Requirement:
The only thing to send back is the number of lines below that hold the string "question".
*** Block opens ***
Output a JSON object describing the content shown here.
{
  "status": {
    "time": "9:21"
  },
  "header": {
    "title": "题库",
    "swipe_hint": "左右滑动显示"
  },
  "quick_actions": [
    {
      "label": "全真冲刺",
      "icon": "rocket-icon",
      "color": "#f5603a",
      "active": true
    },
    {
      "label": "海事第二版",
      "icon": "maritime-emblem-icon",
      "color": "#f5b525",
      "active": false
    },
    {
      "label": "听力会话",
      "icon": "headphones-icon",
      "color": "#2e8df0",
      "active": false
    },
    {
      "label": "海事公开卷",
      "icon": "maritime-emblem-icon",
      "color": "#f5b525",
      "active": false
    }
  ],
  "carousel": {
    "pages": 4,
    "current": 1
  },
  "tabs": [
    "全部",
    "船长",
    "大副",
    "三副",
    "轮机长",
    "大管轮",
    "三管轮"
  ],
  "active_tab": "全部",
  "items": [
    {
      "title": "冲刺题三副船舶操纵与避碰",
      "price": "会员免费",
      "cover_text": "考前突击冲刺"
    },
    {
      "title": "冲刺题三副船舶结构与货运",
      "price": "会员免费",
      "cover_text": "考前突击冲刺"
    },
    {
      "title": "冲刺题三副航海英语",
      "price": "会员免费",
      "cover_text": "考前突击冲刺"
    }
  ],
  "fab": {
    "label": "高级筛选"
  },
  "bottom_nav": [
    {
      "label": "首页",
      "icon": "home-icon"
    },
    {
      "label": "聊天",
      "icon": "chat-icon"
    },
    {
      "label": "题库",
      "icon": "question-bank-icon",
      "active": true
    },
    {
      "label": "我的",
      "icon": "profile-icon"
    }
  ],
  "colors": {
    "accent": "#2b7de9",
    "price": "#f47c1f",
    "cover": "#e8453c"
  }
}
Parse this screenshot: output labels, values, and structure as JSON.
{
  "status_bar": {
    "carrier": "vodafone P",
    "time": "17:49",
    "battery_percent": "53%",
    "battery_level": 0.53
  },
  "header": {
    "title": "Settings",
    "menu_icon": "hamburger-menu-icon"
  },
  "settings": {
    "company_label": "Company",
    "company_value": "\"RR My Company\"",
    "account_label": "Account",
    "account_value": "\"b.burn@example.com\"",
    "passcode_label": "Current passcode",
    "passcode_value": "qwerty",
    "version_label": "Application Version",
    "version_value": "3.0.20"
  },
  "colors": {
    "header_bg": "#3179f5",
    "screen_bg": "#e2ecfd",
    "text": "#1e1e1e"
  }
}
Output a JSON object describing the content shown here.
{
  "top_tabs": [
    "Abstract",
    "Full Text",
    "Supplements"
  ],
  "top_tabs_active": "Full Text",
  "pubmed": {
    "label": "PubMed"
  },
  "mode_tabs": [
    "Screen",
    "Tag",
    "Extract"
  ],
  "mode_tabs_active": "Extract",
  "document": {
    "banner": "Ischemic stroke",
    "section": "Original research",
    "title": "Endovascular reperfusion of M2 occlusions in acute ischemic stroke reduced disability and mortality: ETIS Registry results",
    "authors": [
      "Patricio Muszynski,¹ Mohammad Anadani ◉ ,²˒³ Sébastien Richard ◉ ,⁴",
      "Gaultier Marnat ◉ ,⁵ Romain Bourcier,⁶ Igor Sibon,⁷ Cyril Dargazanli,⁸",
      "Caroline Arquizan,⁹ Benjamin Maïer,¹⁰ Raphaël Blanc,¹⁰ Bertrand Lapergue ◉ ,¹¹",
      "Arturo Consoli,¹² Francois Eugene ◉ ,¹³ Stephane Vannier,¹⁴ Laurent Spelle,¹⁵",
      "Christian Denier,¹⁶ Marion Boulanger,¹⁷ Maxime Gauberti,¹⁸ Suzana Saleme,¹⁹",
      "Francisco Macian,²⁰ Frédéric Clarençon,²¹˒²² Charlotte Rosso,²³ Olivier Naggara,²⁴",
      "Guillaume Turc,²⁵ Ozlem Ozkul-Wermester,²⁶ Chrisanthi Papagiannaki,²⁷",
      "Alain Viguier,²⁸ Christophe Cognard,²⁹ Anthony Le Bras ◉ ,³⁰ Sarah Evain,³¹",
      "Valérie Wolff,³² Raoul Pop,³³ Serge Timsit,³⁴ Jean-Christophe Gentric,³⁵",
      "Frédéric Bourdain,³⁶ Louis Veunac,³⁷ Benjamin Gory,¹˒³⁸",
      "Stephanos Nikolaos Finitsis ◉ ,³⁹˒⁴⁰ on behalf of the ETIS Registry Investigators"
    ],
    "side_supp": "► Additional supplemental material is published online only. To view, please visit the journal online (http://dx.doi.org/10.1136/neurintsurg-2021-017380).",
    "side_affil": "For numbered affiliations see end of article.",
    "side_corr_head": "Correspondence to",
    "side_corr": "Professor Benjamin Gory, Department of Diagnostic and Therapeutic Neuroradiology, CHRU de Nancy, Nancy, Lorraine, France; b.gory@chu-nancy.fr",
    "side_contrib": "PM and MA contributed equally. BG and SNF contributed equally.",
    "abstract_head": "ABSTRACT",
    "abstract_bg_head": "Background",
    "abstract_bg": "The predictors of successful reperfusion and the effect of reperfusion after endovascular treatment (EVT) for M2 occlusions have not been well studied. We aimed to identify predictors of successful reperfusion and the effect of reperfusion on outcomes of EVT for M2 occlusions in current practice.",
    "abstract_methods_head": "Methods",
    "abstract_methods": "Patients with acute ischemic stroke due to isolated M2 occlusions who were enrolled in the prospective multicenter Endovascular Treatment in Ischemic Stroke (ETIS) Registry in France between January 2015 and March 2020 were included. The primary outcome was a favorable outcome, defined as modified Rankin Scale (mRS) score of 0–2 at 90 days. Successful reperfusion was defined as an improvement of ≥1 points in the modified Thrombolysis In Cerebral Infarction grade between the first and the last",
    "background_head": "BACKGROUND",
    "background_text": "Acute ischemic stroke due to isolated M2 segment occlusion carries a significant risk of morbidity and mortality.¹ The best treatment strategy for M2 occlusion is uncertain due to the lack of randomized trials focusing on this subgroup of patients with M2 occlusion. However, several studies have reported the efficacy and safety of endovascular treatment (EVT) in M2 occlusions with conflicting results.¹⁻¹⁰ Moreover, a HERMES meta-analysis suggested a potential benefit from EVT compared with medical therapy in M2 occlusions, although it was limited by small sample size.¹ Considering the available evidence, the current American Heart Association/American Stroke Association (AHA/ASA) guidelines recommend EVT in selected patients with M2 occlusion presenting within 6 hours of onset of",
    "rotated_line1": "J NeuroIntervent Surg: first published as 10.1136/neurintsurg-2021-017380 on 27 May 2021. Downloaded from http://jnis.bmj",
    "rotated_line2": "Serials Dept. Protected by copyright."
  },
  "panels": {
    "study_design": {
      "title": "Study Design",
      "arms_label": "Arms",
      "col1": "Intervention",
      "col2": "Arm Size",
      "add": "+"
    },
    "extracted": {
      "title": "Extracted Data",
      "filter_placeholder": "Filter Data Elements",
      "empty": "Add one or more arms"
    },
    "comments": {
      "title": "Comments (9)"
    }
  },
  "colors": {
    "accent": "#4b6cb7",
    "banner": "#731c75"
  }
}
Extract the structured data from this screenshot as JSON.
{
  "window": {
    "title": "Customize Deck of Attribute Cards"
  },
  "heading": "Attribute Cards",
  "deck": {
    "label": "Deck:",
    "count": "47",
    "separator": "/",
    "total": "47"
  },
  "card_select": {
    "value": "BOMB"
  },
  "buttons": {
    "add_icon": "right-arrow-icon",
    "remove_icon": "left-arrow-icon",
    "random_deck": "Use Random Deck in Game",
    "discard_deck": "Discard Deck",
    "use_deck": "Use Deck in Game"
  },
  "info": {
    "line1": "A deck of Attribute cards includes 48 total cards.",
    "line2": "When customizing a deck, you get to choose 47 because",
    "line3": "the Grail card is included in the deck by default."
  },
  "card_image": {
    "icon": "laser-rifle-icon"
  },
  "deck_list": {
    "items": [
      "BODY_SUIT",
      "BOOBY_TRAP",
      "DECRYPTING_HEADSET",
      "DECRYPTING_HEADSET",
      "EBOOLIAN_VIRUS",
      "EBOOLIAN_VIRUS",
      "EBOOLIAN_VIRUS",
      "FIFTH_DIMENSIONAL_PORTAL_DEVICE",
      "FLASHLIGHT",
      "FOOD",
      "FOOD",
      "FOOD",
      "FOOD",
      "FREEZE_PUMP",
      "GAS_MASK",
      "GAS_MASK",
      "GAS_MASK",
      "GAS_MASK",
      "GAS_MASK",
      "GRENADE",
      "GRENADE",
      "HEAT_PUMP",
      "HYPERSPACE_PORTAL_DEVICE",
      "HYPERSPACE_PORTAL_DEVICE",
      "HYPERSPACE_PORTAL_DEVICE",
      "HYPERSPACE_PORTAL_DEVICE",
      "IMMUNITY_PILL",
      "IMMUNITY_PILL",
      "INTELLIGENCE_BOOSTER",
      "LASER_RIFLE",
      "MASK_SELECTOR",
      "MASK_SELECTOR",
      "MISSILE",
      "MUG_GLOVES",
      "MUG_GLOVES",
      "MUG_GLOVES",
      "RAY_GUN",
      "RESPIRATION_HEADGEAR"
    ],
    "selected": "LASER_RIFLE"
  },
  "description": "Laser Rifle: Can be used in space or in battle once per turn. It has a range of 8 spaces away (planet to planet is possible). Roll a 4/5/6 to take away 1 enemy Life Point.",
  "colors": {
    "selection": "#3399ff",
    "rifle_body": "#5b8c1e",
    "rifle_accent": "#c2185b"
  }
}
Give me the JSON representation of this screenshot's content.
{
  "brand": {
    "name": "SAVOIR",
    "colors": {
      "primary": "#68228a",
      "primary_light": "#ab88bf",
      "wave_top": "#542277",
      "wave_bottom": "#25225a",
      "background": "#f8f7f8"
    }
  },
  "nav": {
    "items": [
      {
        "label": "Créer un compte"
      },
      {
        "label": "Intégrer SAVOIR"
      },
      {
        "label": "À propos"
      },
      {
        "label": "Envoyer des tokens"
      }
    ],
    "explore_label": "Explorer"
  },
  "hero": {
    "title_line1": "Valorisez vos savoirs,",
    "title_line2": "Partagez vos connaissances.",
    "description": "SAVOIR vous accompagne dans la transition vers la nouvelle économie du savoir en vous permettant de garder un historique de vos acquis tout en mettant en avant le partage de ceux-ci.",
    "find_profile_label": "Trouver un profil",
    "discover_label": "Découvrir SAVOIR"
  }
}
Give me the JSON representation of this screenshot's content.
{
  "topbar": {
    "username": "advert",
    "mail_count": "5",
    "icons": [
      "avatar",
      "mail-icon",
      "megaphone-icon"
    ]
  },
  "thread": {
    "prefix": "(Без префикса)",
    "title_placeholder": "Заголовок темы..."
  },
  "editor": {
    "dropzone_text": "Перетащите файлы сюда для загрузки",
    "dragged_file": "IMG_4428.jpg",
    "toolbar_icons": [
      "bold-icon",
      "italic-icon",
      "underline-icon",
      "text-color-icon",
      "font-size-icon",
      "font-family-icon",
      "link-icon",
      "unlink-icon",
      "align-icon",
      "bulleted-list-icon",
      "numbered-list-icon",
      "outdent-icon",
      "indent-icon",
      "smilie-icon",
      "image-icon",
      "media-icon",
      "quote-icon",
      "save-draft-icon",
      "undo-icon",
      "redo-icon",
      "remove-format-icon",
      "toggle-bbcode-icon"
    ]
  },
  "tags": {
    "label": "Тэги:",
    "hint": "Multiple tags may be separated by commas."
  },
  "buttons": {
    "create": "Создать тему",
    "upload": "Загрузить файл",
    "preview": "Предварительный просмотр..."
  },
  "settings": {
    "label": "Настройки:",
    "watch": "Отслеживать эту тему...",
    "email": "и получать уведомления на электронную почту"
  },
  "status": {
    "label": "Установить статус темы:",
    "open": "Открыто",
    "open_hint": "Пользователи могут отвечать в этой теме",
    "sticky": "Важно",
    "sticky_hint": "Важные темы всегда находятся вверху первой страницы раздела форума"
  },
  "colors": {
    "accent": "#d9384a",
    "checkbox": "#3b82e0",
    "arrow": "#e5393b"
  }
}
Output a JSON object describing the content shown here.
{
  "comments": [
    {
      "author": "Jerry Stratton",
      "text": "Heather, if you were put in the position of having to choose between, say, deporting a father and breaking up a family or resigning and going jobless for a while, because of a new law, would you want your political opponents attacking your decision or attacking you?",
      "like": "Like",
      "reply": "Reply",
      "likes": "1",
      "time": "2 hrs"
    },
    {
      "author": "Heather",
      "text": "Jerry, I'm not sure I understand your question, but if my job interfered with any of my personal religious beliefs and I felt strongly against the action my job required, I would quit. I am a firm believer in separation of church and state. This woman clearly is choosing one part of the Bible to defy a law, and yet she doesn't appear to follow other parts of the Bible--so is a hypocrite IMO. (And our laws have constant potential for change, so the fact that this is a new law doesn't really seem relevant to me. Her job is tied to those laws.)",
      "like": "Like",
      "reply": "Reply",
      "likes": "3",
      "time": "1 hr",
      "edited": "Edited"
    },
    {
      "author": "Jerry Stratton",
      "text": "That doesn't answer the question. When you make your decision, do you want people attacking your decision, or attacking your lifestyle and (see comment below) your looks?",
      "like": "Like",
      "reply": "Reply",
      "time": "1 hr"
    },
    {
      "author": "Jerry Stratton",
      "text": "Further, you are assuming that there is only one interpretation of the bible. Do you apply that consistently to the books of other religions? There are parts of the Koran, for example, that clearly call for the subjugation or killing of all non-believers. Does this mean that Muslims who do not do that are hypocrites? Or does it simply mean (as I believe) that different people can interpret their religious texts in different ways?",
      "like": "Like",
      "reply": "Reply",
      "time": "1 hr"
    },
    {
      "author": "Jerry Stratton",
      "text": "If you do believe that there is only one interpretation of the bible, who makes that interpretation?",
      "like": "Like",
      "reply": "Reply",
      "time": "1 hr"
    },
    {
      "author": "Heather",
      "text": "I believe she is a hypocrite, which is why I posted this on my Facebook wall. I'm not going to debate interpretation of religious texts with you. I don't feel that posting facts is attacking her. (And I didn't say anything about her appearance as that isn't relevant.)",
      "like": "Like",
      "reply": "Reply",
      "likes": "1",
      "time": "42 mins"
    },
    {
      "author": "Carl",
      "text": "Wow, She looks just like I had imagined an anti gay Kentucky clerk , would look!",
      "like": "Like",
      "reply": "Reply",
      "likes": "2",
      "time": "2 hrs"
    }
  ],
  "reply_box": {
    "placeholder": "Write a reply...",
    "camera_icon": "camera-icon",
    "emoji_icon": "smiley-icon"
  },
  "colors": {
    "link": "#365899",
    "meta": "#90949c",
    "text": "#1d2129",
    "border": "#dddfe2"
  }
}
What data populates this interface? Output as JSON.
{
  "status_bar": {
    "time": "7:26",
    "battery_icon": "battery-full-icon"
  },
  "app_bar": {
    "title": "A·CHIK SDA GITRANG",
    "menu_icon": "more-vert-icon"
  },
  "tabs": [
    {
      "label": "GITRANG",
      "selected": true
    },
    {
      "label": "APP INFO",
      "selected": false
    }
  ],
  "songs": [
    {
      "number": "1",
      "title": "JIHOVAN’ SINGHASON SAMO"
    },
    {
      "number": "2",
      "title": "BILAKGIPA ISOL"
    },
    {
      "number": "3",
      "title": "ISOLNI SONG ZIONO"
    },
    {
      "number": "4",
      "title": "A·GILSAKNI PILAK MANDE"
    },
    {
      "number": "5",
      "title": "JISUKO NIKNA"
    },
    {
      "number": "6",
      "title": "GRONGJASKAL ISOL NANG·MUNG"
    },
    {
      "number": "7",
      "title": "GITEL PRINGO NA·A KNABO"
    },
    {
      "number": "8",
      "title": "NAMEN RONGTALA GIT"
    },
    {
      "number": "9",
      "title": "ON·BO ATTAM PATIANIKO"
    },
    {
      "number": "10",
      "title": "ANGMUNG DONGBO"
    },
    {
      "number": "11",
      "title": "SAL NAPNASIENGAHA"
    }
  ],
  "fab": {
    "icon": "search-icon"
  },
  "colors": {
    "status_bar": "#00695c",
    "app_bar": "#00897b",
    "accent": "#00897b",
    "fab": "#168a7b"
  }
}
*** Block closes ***
Solution for this task:
3